Signal about 500-1000 feet before the turnout to tell the person behind you that you do have a soul and will be out of their way as soon as you can.  Move into the turnout, look behind you to see if there are any other vehicles coming, then move back onto the road when it is safe and continue on your journey stress-free.

To the drivers behind the slow-movers:  As I always say, try your best not to tailgate or be overly rude.  Also, try not to cross a double-yellow line to pass someone…  not a good idea and is illegal.  But, I’m just going to leave that at try not to do it.

Part II.  Using the shoulder

Basically, this one applies to every other two lane road in the US.  These roads don’t say anything about slow traffic pulling over (though they’ll often have a sign that says “do not pass”).  Given there is an appropriately sized shoulder, there is, in essence, a turnout area everywhere.  If someone is following too closely behind you or if you are simply sightseeing and are driving slower than usual, you can always just signal, pull over onto the shoulder, allow the driver behind you to pass, and continue on your way when the coast is clear.  Way too many people forget this or refuse to do it.  As I said in the post about speed a couple of weeks ago, it is not your job to regulate the speed of people driving behind you.  Do not think “I am already driving fast enough.   You can just hold your horses, mister.”… or whatever version of that you actually say to yourself in those situations.  Pull over, let them pass, and everyone will have a much happier driving experience.

The same note for the faster driver seen in Part I applies here as well.

You could also wait for passing segments on the road you are driving on or passing lanes that may appear at some point.  Only pass when it is safe and when it is legal *cough*.

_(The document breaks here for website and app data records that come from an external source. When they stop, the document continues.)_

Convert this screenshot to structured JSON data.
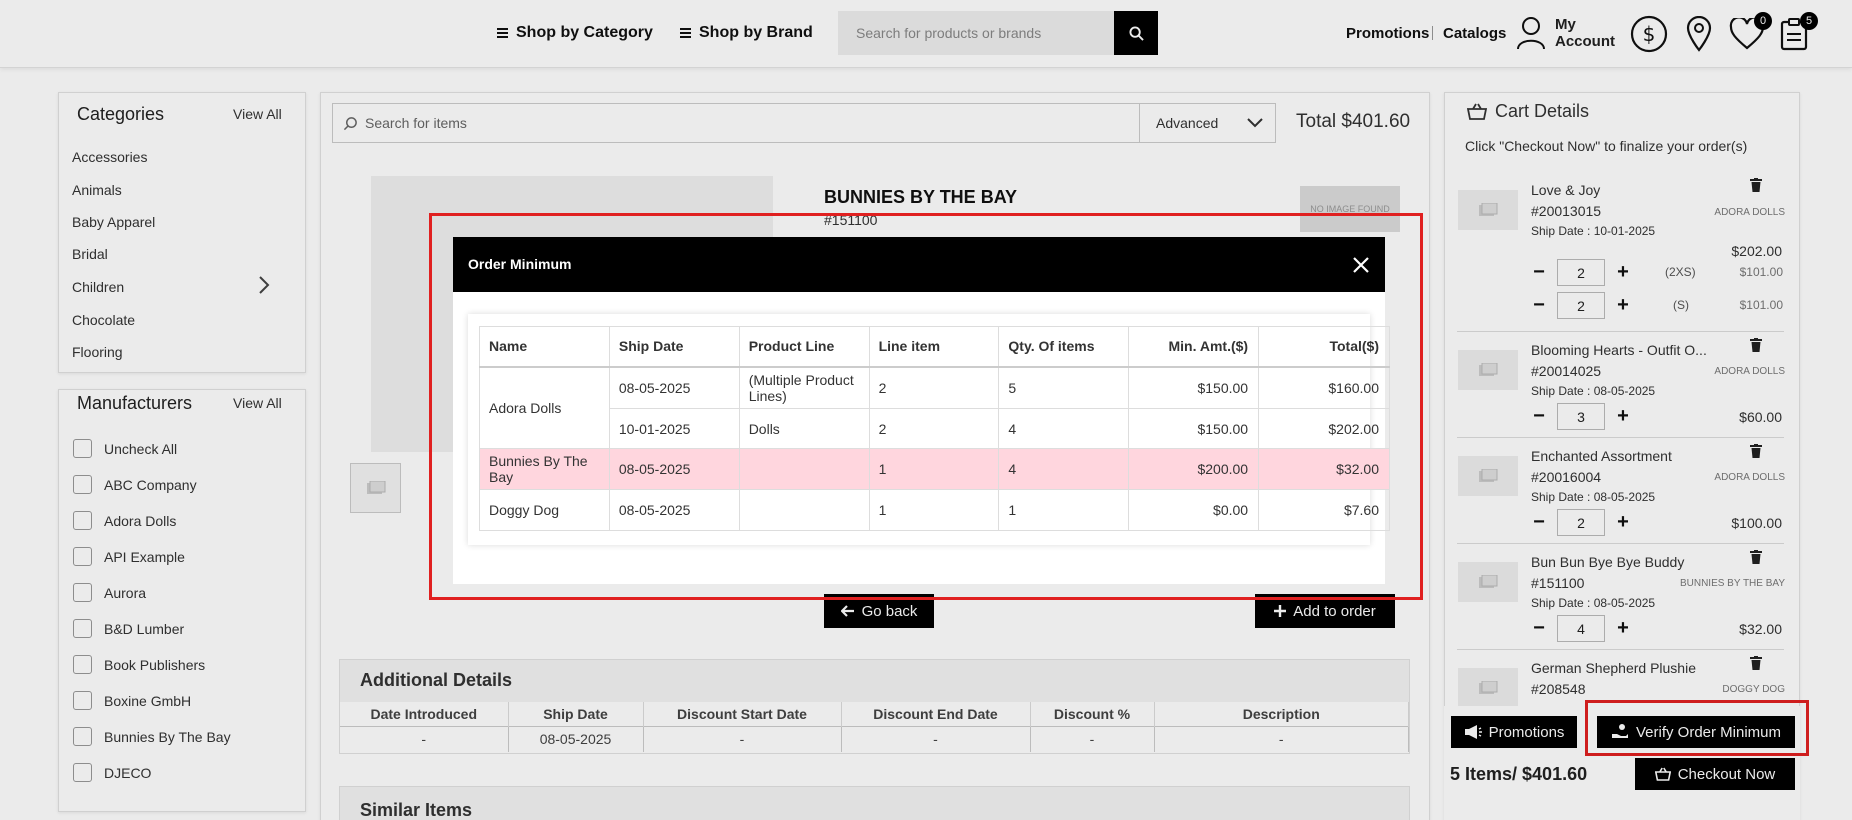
{
  "header": {
    "shop_by_category": "Shop by Category",
    "shop_by_brand": "Shop by Brand",
    "search_placeholder": "Search for products or brands",
    "promotions": "Promotions",
    "catalogs": "Catalogs",
    "my_account_line1": "My",
    "my_account_line2": "Account",
    "wishlist_count": "0",
    "cart_count": "5"
  },
  "sidebar": {
    "categories_title": "Categories",
    "categories_view_all": "View All",
    "categories": [
      "Accessories",
      "Animals",
      "Baby Apparel",
      "Bridal",
      "Children",
      "Chocolate",
      "Flooring"
    ],
    "manufacturers_title": "Manufacturers",
    "manufacturers_view_all": "View All",
    "manufacturers": [
      "Uncheck All",
      "ABC Company",
      "Adora Dolls",
      "API Example",
      "Aurora",
      "B&D Lumber",
      "Book Publishers",
      "Boxine GmbH",
      "Bunnies By The Bay",
      "DJECO"
    ]
  },
  "main": {
    "search_placeholder": "Search for items",
    "advanced_label": "Advanced",
    "total_label": "Total $401.60",
    "product_title": "BUNNIES BY THE BAY",
    "product_number": "#151100",
    "no_image": "NO IMAGE FOUND",
    "go_back": "Go back",
    "add_to_order": "Add to order",
    "additional_details_title": "Additional Details",
    "details_headers": [
      "Date Introduced",
      "Ship Date",
      "Discount Start Date",
      "Discount End Date",
      "Discount %",
      "Description"
    ],
    "details_values": [
      "-",
      "08-05-2025",
      "-",
      "-",
      "-",
      "-"
    ],
    "similar_items_title": "Similar Items"
  },
  "cart": {
    "title": "Cart Details",
    "subtitle": "Click \"Checkout Now\" to finalize your order(s)",
    "items": [
      {
        "name": "Love & Joy",
        "number": "#20013015",
        "brand": "ADORA DOLLS",
        "ship": "Ship Date : 10-01-2025",
        "price": "$202.00",
        "variants": [
          {
            "qty": "2",
            "size": "(2XS)",
            "price": "$101.00"
          },
          {
            "qty": "2",
            "size": "(S)",
            "price": "$101.00"
          }
        ]
      },
      {
        "name": "Blooming Hearts - Outfit O...",
        "number": "#20014025",
        "brand": "ADORA DOLLS",
        "ship": "Ship Date : 08-05-2025",
        "qty": "3",
        "price": "$60.00"
      },
      {
        "name": "Enchanted Assortment",
        "number": "#20016004",
        "brand": "ADORA DOLLS",
        "ship": "Ship Date : 08-05-2025",
        "qty": "2",
        "price": "$100.00"
      },
      {
        "name": "Bun Bun Bye Bye Buddy",
        "number": "#151100",
        "brand": "BUNNIES BY THE BAY",
        "ship": "Ship Date : 08-05-2025",
        "qty": "4",
        "price": "$32.00"
      },
      {
        "name": "German Shepherd Plushie",
        "number": "#208548",
        "brand": "DOGGY DOG"
      }
    ],
    "promotions_btn": "Promotions",
    "verify_btn": "Verify Order Minimum",
    "summary": "5 Items/ $401.60",
    "checkout_btn": "Checkout Now"
  },
  "modal": {
    "title": "Order Minimum",
    "columns": [
      "Name",
      "Ship Date",
      "Product Line",
      "Line item",
      "Qty. Of items",
      "Min. Amt.($)",
      "Total($)"
    ],
    "rows": [
      {
        "name": "Adora Dolls",
        "ship": "08-05-2025",
        "line": "(Multiple Product Lines)",
        "items": "2",
        "qty": "5",
        "min": "$150.00",
        "total": "$160.00"
      },
      {
        "name": "",
        "ship": "10-01-2025",
        "line": "Dolls",
        "items": "2",
        "qty": "4",
        "min": "$150.00",
        "total": "$202.00"
      },
      {
        "name": "Bunnies By The Bay",
        "ship": "08-05-2025",
        "line": "",
        "items": "1",
        "qty": "4",
        "min": "$200.00",
        "total": "$32.00"
      },
      {
        "name": "Doggy Dog",
        "ship": "08-05-2025",
        "line": "",
        "items": "1",
        "qty": "1",
        "min": "$0.00",
        "total": "$7.60"
      }
    ]
  },
  "colors": {
    "accent": "#000000",
    "highlight_row": "#ffd6de",
    "annotation": "#e02020"
  }
}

To be perfectly honest, this really is the fault of the slower driver if they refuse to take the opportunity to allow those behind them to pass.  It’s creating a volatile atmosphere on the road which rarely ends well.  You slow people know who you are and you carry the responsibility to drive slowly safely, just as those of us who drive quickly carry the responsibility of speeding safely.